Set down the data again in full, keeping every line exactly as it is.

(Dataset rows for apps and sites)
····················
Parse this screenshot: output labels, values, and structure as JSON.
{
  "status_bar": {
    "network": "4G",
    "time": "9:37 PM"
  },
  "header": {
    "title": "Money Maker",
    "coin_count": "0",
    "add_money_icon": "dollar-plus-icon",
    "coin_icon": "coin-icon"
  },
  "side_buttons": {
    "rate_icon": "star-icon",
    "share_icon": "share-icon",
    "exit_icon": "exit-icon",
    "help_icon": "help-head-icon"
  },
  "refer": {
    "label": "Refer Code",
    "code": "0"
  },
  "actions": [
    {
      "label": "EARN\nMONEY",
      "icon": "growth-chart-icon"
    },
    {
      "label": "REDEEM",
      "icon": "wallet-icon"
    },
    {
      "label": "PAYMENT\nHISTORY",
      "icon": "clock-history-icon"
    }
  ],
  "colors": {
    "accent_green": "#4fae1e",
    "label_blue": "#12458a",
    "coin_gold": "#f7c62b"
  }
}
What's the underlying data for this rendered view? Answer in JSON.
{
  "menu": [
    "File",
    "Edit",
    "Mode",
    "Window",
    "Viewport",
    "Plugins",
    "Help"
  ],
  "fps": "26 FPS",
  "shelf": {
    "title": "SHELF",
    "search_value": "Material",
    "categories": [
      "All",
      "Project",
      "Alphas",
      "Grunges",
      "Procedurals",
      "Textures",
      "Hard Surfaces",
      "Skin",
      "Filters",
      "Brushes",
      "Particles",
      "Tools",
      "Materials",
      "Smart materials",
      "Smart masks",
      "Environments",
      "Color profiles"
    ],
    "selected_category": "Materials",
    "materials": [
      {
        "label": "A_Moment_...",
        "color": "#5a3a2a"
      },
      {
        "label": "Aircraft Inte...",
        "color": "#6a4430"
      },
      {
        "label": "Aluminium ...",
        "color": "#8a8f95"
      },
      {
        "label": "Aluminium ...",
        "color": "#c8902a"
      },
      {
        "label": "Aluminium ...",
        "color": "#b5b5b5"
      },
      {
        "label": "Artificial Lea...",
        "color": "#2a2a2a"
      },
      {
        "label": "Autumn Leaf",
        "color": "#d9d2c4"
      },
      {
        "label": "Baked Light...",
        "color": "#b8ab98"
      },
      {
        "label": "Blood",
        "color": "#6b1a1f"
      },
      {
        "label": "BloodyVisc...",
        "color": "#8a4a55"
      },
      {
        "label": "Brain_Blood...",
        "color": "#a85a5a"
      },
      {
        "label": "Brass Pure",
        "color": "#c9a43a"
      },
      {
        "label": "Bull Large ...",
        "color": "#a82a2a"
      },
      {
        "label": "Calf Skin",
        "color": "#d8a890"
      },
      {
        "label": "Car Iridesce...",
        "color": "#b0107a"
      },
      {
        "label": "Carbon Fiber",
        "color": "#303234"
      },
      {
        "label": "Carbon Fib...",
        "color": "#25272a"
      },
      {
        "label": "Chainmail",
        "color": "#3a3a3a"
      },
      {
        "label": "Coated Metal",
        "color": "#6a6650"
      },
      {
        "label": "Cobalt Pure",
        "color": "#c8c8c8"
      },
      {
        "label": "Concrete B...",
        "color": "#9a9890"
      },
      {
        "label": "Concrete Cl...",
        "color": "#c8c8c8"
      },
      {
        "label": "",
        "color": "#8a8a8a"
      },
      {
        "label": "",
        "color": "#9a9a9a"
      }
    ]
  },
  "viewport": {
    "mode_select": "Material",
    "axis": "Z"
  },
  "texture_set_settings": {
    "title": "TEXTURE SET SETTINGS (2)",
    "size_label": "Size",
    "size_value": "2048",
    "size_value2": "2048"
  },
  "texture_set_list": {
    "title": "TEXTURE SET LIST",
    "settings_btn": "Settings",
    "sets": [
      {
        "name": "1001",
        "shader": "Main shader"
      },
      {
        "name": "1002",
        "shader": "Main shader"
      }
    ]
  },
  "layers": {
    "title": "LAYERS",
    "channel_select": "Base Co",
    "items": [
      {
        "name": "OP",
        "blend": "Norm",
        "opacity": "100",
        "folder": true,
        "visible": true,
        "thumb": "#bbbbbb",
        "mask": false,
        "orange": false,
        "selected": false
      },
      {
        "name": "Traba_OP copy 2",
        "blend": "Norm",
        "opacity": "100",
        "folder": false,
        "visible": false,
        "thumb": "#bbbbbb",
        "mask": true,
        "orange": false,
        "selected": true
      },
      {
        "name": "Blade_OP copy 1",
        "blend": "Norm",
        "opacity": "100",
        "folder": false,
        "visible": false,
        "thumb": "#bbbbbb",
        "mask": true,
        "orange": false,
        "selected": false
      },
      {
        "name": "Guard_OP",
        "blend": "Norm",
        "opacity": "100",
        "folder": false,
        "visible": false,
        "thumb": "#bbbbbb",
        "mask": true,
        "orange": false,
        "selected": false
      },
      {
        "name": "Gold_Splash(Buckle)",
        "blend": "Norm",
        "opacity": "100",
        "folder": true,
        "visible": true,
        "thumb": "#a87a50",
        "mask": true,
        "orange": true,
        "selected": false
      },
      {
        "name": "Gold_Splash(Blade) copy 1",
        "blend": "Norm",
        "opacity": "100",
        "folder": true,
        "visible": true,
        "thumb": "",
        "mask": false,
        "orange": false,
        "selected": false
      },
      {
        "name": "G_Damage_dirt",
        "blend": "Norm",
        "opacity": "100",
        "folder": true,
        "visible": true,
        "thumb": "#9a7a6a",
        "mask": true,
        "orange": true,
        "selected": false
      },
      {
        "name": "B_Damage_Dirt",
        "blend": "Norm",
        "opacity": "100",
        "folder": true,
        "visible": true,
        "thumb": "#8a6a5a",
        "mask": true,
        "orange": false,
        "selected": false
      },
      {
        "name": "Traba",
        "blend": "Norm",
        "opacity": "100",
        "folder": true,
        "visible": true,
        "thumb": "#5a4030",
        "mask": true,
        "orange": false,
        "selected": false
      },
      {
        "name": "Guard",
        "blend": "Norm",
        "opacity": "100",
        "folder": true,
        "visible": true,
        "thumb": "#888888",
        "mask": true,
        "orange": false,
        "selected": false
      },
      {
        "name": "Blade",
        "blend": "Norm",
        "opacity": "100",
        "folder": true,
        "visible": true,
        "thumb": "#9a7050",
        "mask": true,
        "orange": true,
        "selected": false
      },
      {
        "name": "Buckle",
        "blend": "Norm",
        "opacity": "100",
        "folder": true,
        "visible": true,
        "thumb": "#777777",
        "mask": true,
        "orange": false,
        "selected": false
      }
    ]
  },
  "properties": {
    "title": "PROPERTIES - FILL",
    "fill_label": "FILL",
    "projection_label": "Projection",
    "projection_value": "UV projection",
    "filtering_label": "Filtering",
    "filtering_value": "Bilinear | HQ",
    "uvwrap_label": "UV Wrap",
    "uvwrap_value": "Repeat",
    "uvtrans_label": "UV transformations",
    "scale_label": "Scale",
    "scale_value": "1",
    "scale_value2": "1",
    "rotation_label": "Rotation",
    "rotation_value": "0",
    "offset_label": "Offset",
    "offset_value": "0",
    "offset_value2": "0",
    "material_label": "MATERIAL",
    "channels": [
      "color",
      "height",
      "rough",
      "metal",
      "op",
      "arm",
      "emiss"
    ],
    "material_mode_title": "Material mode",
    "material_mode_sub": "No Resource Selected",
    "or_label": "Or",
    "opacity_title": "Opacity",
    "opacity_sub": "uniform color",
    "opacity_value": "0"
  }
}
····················
> [Task response]
Parse this screenshot: output labels, values, and structure as JSON.
{
  "status_bar": {
    "network": "4G",
    "time": "9:37 PM"
  },
  "header": {
    "title": "Money Maker",
    "coin_count": "0",
    "add_money_icon": "dollar-plus-icon",
    "coin_icon": "coin-icon"
  },
  "side_buttons": {
    "rate_icon": "star-icon",
    "share_icon": "share-icon",
    "exit_icon": "exit-icon",
    "help_icon": "help-head-icon"
  },
  "refer": {
    "label": "Refer Code",
    "code": "0"
  },
  "actions": [
    {
      "label": "EARN\nMONEY",
      "icon": "growth-chart-icon"
    },
    {
      "label": "REDEEM",
      "icon": "wallet-icon"
    },
    {
      "label": "PAYMENT\nHISTORY",
      "icon": "clock-history-icon"
    }
  ],
  "colors": {
    "accent_green": "#4fae1e",
    "label_blue": "#12458a",
    "coin_gold": "#f7c62b"
  }
}
What's the underlying data for this rendered view? Answer in JSON.
{
  "menu": [
    "File",
    "Edit",
    "Mode",
    "Window",
    "Viewport",
    "Plugins",
    "Help"
  ],
  "fps": "26 FPS",
  "shelf": {
    "title": "SHELF",
    "search_value": "Material",
    "categories": [
      "All",
      "Project",
      "Alphas",
      "Grunges",
      "Procedurals",
      "Textures",
      "Hard Surfaces",
      "Skin",
      "Filters",
      "Brushes",
      "Particles",
      "Tools",
      "Materials",
      "Smart materials",
      "Smart masks",
      "Environments",
      "Color profiles"
    ],
    "selected_category": "Materials",
    "materials": [
      {
        "label": "A_Moment_...",
        "color": "#5a3a2a"
      },
      {
        "label": "Aircraft Inte...",
        "color": "#6a4430"
      },
      {
        "label": "Aluminium ...",
        "color": "#8a8f95"
      },
      {
        "label": "Aluminium ...",
        "color": "#c8902a"
      },
      {
        "label": "Aluminium ...",
        "color": "#b5b5b5"
      },
      {
        "label": "Artificial Lea...",
        "color": "#2a2a2a"
      },
      {
        "label": "Autumn Leaf",
        "color": "#d9d2c4"
      },
      {
        "label": "Baked Light...",
        "color": "#b8ab98"
      },
      {
        "label": "Blood",
        "color": "#6b1a1f"
      },
      {
        "label": "BloodyVisc...",
        "color": "#8a4a55"
      },
      {
        "label": "Brain_Blood...",
        "color": "#a85a5a"
      },
      {
        "label": "Brass Pure",
        "color": "#c9a43a"
      },
      {
        "label": "Bull Large ...",
        "color": "#a82a2a"
      },
      {
        "label": "Calf Skin",
        "color": "#d8a890"
      },
      {
        "label": "Car Iridesce...",
        "color": "#b0107a"
      },
      {
        "label": "Carbon Fiber",
        "color": "#303234"
      },
      {
        "label": "Carbon Fib...",
        "color": "#25272a"
      },
      {
        "label": "Chainmail",
        "color": "#3a3a3a"
      },
      {
        "label": "Coated Metal",
        "color": "#6a6650"
      },
      {
        "label": "Cobalt Pure",
        "color": "#c8c8c8"
      },
      {
        "label": "Concrete B...",
        "color": "#9a9890"
      },
      {
        "label": "Concrete Cl...",
        "color": "#c8c8c8"
      },
      {
        "label": "",
        "color": "#8a8a8a"
      },
      {
        "label": "",
        "color": "#9a9a9a"
      }
    ]
  },
  "viewport": {
    "mode_select": "Material",
    "axis": "Z"
  },
  "texture_set_settings": {
    "title": "TEXTURE SET SETTINGS (2)",
    "size_label": "Size",
    "size_value": "2048",
    "size_value2": "2048"
  },
  "texture_set_list": {
    "title": "TEXTURE SET LIST",
    "settings_btn": "Settings",
    "sets": [
      {
        "name": "1001",
        "shader": "Main shader"
      },
      {
        "name": "1002",
        "shader": "Main shader"
      }
    ]
  },
  "layers": {
    "title": "LAYERS",
    "channel_select": "Base Co",
    "items": [
      {
        "name": "OP",
        "blend": "Norm",
        "opacity": "100",
        "folder": true,
        "visible": true,
        "thumb": "#bbbbbb",
        "mask": false,
        "orange": false,
        "selected": false
      },
      {
        "name": "Traba_OP copy 2",
        "blend": "Norm",
        "opacity": "100",
        "folder": false,
        "visible": false,
        "thumb": "#bbbbbb",
        "mask": true,
        "orange": false,
        "selected": true
      },
      {
        "name": "Blade_OP copy 1",
        "blend": "Norm",
        "opacity": "100",
        "folder": false,
        "visible": false,
        "thumb": "#bbbbbb",
        "mask": true,
        "orange": false,
        "selected": false
      },
      {
        "name": "Guard_OP",
        "blend": "Norm",
        "opacity": "100",
        "folder": false,
        "visible": false,
        "thumb": "#bbbbbb",
        "mask": true,
        "orange": false,
        "selected": false
      },
      {
        "name": "Gold_Splash(Buckle)",
        "blend": "Norm",
        "opacity": "100",
        "folder": true,
        "visible": true,
        "thumb": "#a87a50",
        "mask": true,
        "orange": true,
        "selected": false
      },
      {
        "name": "Gold_Splash(Blade) copy 1",
        "blend": "Norm",
        "opacity": "100",
        "folder": true,
        "visible": true,
        "thumb": "",
        "mask": false,
        "orange": false,
        "selected": false
      },
      {
        "name": "G_Damage_dirt",
        "blend": "Norm",
        "opacity": "100",
        "folder": true,
        "visible": true,
        "thumb": "#9a7a6a",
        "mask": true,
        "orange": true,
        "selected": false
      },
      {
        "name": "B_Damage_Dirt",
        "blend": "Norm",
        "opacity": "100",
        "folder": true,
        "visible": true,
        "thumb": "#8a6a5a",
        "mask": true,
        "orange": false,
        "selected": false
      },
      {
        "name": "Traba",
        "blend": "Norm",
        "opacity": "100",
        "folder": true,
        "visible": true,
        "thumb": "#5a4030",
        "mask": true,
        "orange": false,
        "selected": false
      },
      {
        "name": "Guard",
        "blend": "Norm",
        "opacity": "100",
        "folder": true,
        "visible": true,
        "thumb": "#888888",
        "mask": true,
        "orange": false,
        "selected": false
      },
      {
        "name": "Blade",
        "blend": "Norm",
        "opacity": "100",
        "folder": true,
        "visible": true,
        "thumb": "#9a7050",
        "mask": true,
        "orange": true,
        "selected": false
      },
      {
        "name": "Buckle",
        "blend": "Norm",
        "opacity": "100",
        "folder": true,
        "visible": true,
        "thumb": "#777777",
        "mask": true,
        "orange": false,
        "selected": false
      }
    ]
  },
  "properties": {
    "title": "PROPERTIES - FILL",
    "fill_label": "FILL",
    "projection_label": "Projection",
    "projection_value": "UV projection",
    "filtering_label": "Filtering",
    "filtering_value": "Bilinear | HQ",
    "uvwrap_label": "UV Wrap",
    "uvwrap_value": "Repeat",
    "uvtrans_label": "UV transformations",
    "scale_label": "Scale",
    "scale_value": "1",
    "scale_value2": "1",
    "rotation_label": "Rotation",
    "rotation_value": "0",
    "offset_label": "Offset",
    "offset_value": "0",
    "offset_value2": "0",
    "material_label": "MATERIAL",
    "channels": [
      "color",
      "height",
      "rough",
      "metal",
      "op",
      "arm",
      "emiss"
    ],
    "material_mode_title": "Material mode",
    "material_mode_sub": "No Resource Selected",
    "or_label": "Or",
    "opacity_title": "Opacity",
    "opacity_sub": "uniform color",
    "opacity_value": "0"
  }
}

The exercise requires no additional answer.